Wars are terrible. People are killed by mistakes, corruption, incompetence, accident, random events. Bravery and self-sacrifice too. Higher ups decide that this regiment has to make a diversionary attack; hundreds killed. Somebody isn’t paying attention, reads the map wrong, looks in the wrong direction; hundreds killed. It’s never a contest between the Archangel Michael and Satan: it’s only humans. But all this has to be commemorated and respected: people – your people – suffered and died to make the future you live in.

Yes, the history of Victory Day in the USSR/Russia has varied, is malleable and has been re-purposed to fit The Story Of The Moment. There was a big celebration in June 1945Zhukov on a horse, Nazi banners. But Stalin didn’t like to share the limelight and Zhukov got a bit too big and the celebration faded away. Victory Day began to re-appear in 1965 and grew until 1985. It suffered in the general decline until its reappearance in 1995 – the fiftieth anniversary – brought it back. It has now subsumed the May Day military parade and is the Big Day of modern Russia.

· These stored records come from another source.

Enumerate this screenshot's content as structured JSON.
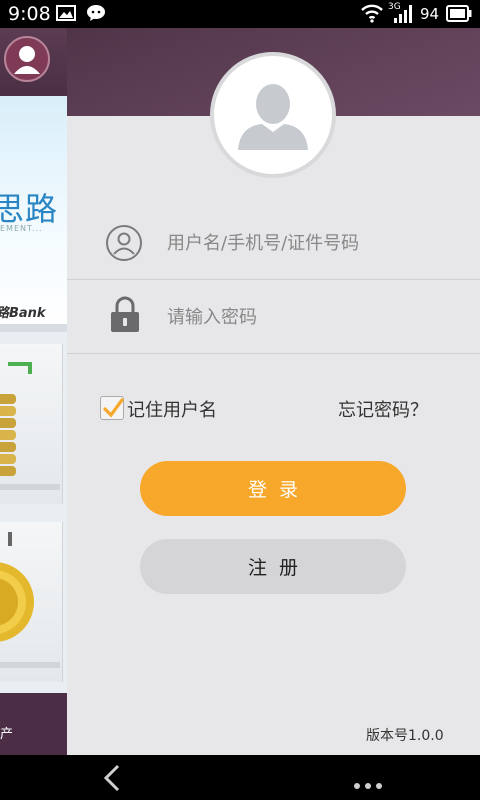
{
  "status_bar": {
    "time": "9:08",
    "network_label": "3G",
    "battery": "94",
    "icons": [
      "image-icon",
      "wechat-icon",
      "wifi-icon",
      "signal-icon",
      "battery-icon"
    ]
  },
  "side_menu": {
    "banner_title": "思路",
    "banner_subtitle": "EMENT...",
    "bank_label": "路Bank",
    "bottom_label": "产"
  },
  "login": {
    "username_placeholder": "用户名/手机号/证件号码",
    "password_placeholder": "请输入密码",
    "remember_label": "记住用户名",
    "remember_checked": true,
    "forgot_label": "忘记密码？",
    "login_button": "登录",
    "register_button": "注册",
    "version": "版本号1.0.0"
  },
  "colors": {
    "accent": "#f7a82a",
    "header": "#5a3c52",
    "panel_bg": "#e7e7ea"
  }
}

But Russia/USSR is not alone in redesigning the past: why would Canada wait 80 years to decide it needed a Tomb of the Unknown Soldier killed in a battle in 1917; why would Americans decide six decades later that D-Day needed a commemorative museum? It’s complicated, it’s involved: there is no easy answer. People don’t forget but they do need to be reminded and governments think they will gain some advantage from reminding them. So in the West, so in Russia.

So, yes. Putin, or somebody in his apparat, may very well have said we need a big military parade on Victory Day (which we’re going to turn into a Really Big Event) because NATO is expanding, Washington and the EU are sanctioning, and the united voice of the Western MSM is accusing and we need support. Time to

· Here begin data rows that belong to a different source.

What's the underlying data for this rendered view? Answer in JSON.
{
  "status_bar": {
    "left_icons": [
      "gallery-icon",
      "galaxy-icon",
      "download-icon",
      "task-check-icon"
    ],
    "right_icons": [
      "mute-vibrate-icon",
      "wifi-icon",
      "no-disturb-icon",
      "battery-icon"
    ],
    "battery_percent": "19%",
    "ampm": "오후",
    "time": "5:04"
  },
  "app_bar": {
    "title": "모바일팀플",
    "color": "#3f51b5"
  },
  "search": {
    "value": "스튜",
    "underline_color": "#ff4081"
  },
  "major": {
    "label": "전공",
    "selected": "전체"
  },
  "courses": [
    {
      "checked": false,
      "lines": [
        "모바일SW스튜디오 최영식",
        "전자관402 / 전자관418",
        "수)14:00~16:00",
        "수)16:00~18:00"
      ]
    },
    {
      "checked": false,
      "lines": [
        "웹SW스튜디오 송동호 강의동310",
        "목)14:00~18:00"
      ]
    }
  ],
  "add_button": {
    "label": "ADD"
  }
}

  • push the Great Patriotic War
  • which we won
  • and show that today we have lots of pretty effective weaponry
  • in case somebody tries to do it again.

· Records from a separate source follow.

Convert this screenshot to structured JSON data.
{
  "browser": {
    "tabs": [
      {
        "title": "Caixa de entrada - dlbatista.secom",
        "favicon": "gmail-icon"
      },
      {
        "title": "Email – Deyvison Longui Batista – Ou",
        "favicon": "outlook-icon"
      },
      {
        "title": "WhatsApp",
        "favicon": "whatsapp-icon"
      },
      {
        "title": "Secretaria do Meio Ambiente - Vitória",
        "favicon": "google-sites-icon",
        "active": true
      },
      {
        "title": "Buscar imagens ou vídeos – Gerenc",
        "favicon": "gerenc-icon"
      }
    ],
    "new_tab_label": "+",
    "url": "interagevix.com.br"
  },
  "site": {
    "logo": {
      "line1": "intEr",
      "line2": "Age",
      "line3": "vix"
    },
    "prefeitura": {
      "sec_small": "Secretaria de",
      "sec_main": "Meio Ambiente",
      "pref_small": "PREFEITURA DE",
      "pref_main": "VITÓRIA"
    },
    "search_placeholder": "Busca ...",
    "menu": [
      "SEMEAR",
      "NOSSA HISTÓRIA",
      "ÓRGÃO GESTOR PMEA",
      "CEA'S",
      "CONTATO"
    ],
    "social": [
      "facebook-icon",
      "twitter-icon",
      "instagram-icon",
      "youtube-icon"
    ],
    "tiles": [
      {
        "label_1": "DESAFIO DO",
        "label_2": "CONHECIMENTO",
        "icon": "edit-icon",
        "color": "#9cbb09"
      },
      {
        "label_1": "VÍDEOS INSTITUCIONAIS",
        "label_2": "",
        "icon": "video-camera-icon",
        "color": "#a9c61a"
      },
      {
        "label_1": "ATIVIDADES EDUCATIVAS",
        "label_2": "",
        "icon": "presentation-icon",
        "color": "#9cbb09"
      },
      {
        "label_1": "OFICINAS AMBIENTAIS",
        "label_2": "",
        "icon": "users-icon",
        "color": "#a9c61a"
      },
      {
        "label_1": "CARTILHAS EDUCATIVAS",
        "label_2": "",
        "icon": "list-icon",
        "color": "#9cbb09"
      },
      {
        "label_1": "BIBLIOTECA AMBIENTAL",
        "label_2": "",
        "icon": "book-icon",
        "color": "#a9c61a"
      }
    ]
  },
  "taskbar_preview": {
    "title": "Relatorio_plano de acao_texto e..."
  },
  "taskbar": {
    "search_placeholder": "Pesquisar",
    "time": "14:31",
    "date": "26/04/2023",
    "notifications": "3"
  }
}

But if the population doesn’t go along with it it falls flat. I mentioned the poppies on the Grave in Canada as a sign that, whatever cynical motives you may ascribe to governments, the population either responds and makes it real, or does not and exposes it as fake.

Back to Russia: the Immortal regiment. A spontaneous development that shows the Western commentariat’s smirking scorn to be “a tinkling cymbal“. Begun in Tomsk in 2011, the idea was that ordinary people, bearing portraits of ancestors who endured the war, should march after the official parade. The notion has spread throughout Russia and around the world. There is nothing to suggest it won’t get bigger. And why not? What would the world look like without their their 80% and our 20%? Read RFE/RL’s snarky and ignorant take; after that, to cleanse your palate, read Gilbert Doctorow’s respectful and understanding take.

They died so that we might live.

Oh, and speaking of “European values”; without the Soviets (80%) and the Anglosphere (20%), today’s “European values” would have a lot more leather and straight-armed salutes than they do today, wouldn’t they?